Sincerely,
ER Doc with 30 in the waiting room

(To be fair, many pain specialists have pain contracts with their patients. But few have hospital privileges...)

Albinoblackbear said...

Did the patient present with a positive Samsonite Sign?

Cynic said...

Anon-
You have a documented case of a man with "fibromybodyachesineedopiates?"

Rogue Medic said...

Perhaps this should be automatically generated paperwork for those sent to the hospital by their doctor. Including those sent by ambulance with explicit, well meaning, and misguided orders that we just transport the unstable patient.

Anonymous said...

Hey there, Dr. ER, it rolls both ways...

I never, repeat NEVER, send a patient to the ER without a minimum call to the triage nurse.

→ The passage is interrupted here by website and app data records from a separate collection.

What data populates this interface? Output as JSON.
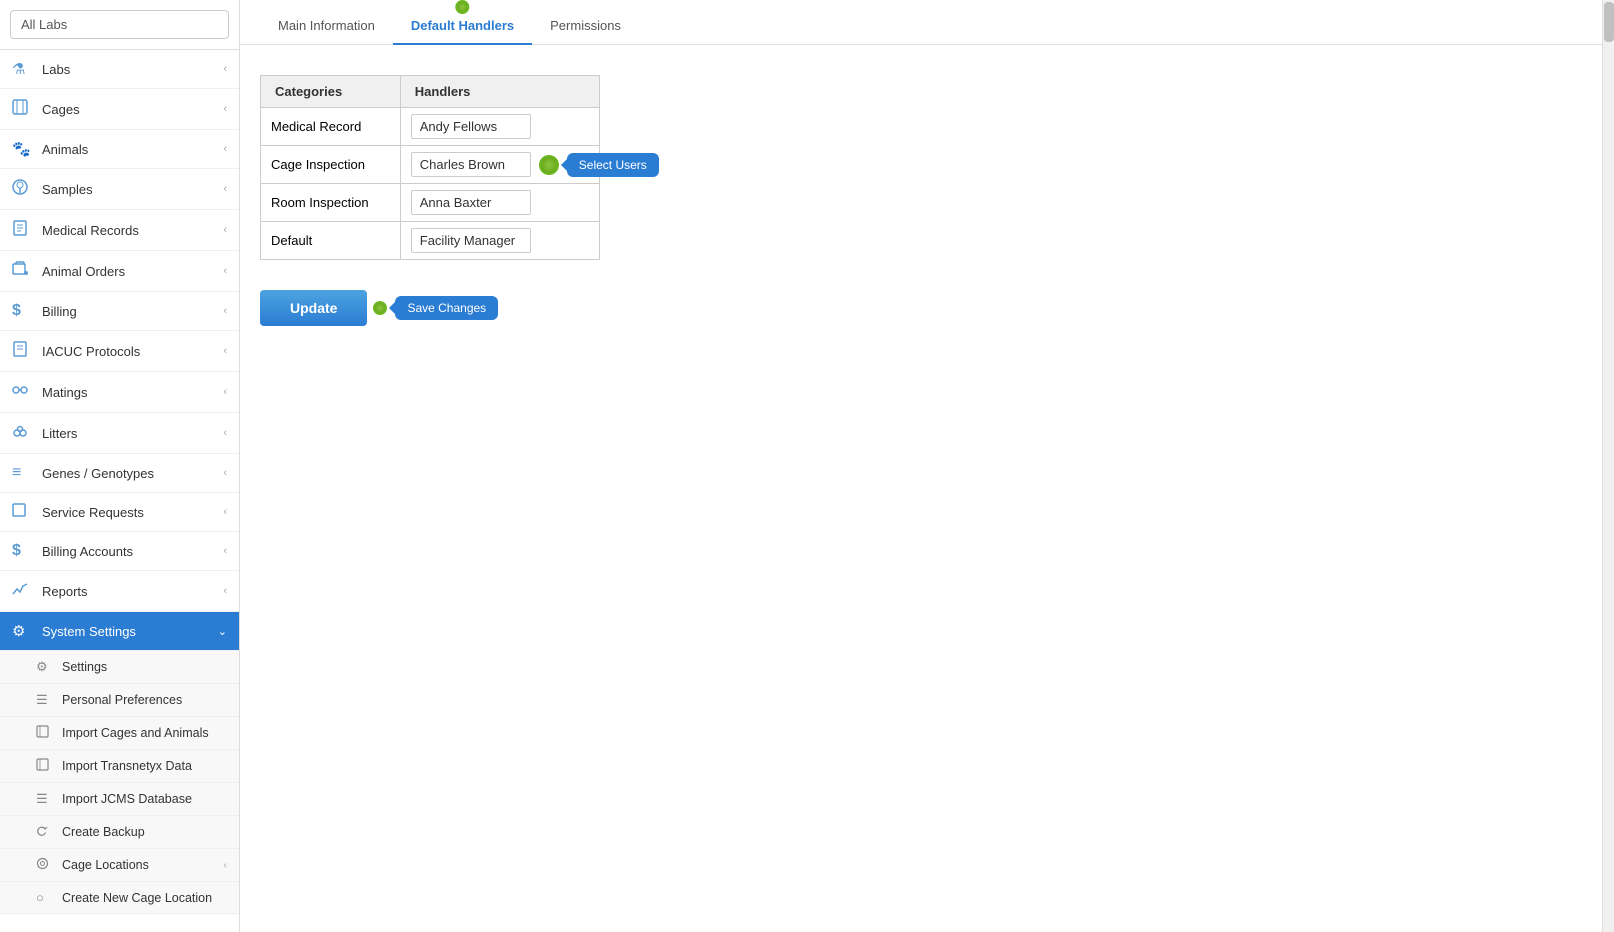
{
  "sidebar": {
    "search_placeholder": "All Labs",
    "items": [
      {
        "id": "labs",
        "label": "Labs",
        "icon": "⚗",
        "has_chevron": true
      },
      {
        "id": "cages",
        "label": "Cages",
        "icon": "🐾",
        "has_chevron": true
      },
      {
        "id": "animals",
        "label": "Animals",
        "icon": "🐾",
        "has_chevron": true
      },
      {
        "id": "samples",
        "label": "Samples",
        "icon": "👤",
        "has_chevron": true
      },
      {
        "id": "medical_records",
        "label": "Medical Records",
        "icon": "📋",
        "has_chevron": true
      },
      {
        "id": "animal_orders",
        "label": "Animal Orders",
        "icon": "🛒",
        "has_chevron": true
      },
      {
        "id": "billing",
        "label": "Billing",
        "icon": "$",
        "has_chevron": true
      },
      {
        "id": "iacuc",
        "label": "IACUC Protocols",
        "icon": "📄",
        "has_chevron": true
      },
      {
        "id": "matings",
        "label": "Matings",
        "icon": "🔗",
        "has_chevron": true
      },
      {
        "id": "litters",
        "label": "Litters",
        "icon": "🐭",
        "has_chevron": true
      },
      {
        "id": "genes",
        "label": "Genes / Genotypes",
        "icon": "≡",
        "has_chevron": true
      },
      {
        "id": "service_requests",
        "label": "Service Requests",
        "icon": "□",
        "has_chevron": true
      },
      {
        "id": "billing_accounts",
        "label": "Billing Accounts",
        "icon": "$",
        "has_chevron": true
      },
      {
        "id": "reports",
        "label": "Reports",
        "icon": "📈",
        "has_chevron": true
      },
      {
        "id": "system_settings",
        "label": "System Settings",
        "icon": "⚙",
        "has_chevron": true,
        "active": true
      }
    ],
    "sub_items": [
      {
        "id": "settings",
        "label": "Settings",
        "icon": "⚙"
      },
      {
        "id": "personal_preferences",
        "label": "Personal Preferences",
        "icon": "☰"
      },
      {
        "id": "import_cages",
        "label": "Import Cages and Animals",
        "icon": "📄"
      },
      {
        "id": "import_transnetyx",
        "label": "Import Transnetyx Data",
        "icon": "📄"
      },
      {
        "id": "import_jcms",
        "label": "Import JCMS Database",
        "icon": "☰"
      },
      {
        "id": "create_backup",
        "label": "Create Backup",
        "icon": "💾"
      },
      {
        "id": "cage_locations",
        "label": "Cage Locations",
        "icon": "⊙",
        "has_chevron": true
      },
      {
        "id": "create_new_cage_location",
        "label": "Create New Cage Location",
        "icon": "○"
      }
    ]
  },
  "tabs": [
    {
      "id": "main_information",
      "label": "Main Information"
    },
    {
      "id": "default_handlers",
      "label": "Default Handlers",
      "active": true
    },
    {
      "id": "permissions",
      "label": "Permissions"
    }
  ],
  "tooltips": {
    "tab_tooltip": "Default Handlers",
    "select_users": "Select Users",
    "save_changes": "Save Changes"
  },
  "table": {
    "col_categories": "Categories",
    "col_handlers": "Handlers",
    "rows": [
      {
        "category": "Medical Record",
        "handler": "Andy Fellows"
      },
      {
        "category": "Cage Inspection",
        "handler": "Charles Brown"
      },
      {
        "category": "Room Inspection",
        "handler": "Anna Baxter"
      },
      {
        "category": "Default",
        "handler": "Facility Manager"
      }
    ]
  },
  "buttons": {
    "update": "Update"
  }
}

The last patient I sent via medics, with copies of my office notes, medication list, and the patient's problem list. I called the ER doc to explain my concerns, as no one could have surmised them without such a call. Part of the problem is that with 6 hour waits in the ER, not only is my office closed when the patient is assessed, the ER doc I talked to is sipping margaritas.

The patient was indeed admitted. Clearly, no one had seen any of my notes. All her meds were wrong. My primary concern remained unaddressed. She even had a family member with her that seemed to get what was going on.

I don't know where the ball was dropped, but don't always assume it was the PCP. We're tryin', man, really tryin'.

(I will accept criticism that if I admitted to the hospital, the care would have been more seamless. Alas, I can't be everywhere.

Rogue Medic said...

Anonymous PCP,

I'm not frustrated with all primary care physicians, but venting about those who do make our lives, and our patients' lives, more difficult. There are some who are great, but some do not understand and don't seem to make an effort to understand what is best for the patient.

Anonymous said...

"outside of surgeons and procedure heavy specialties, i think most docs can understand this. there's plenty we do for patients that aren't seen by them."

Perhaps you should spend some time explaining that to them?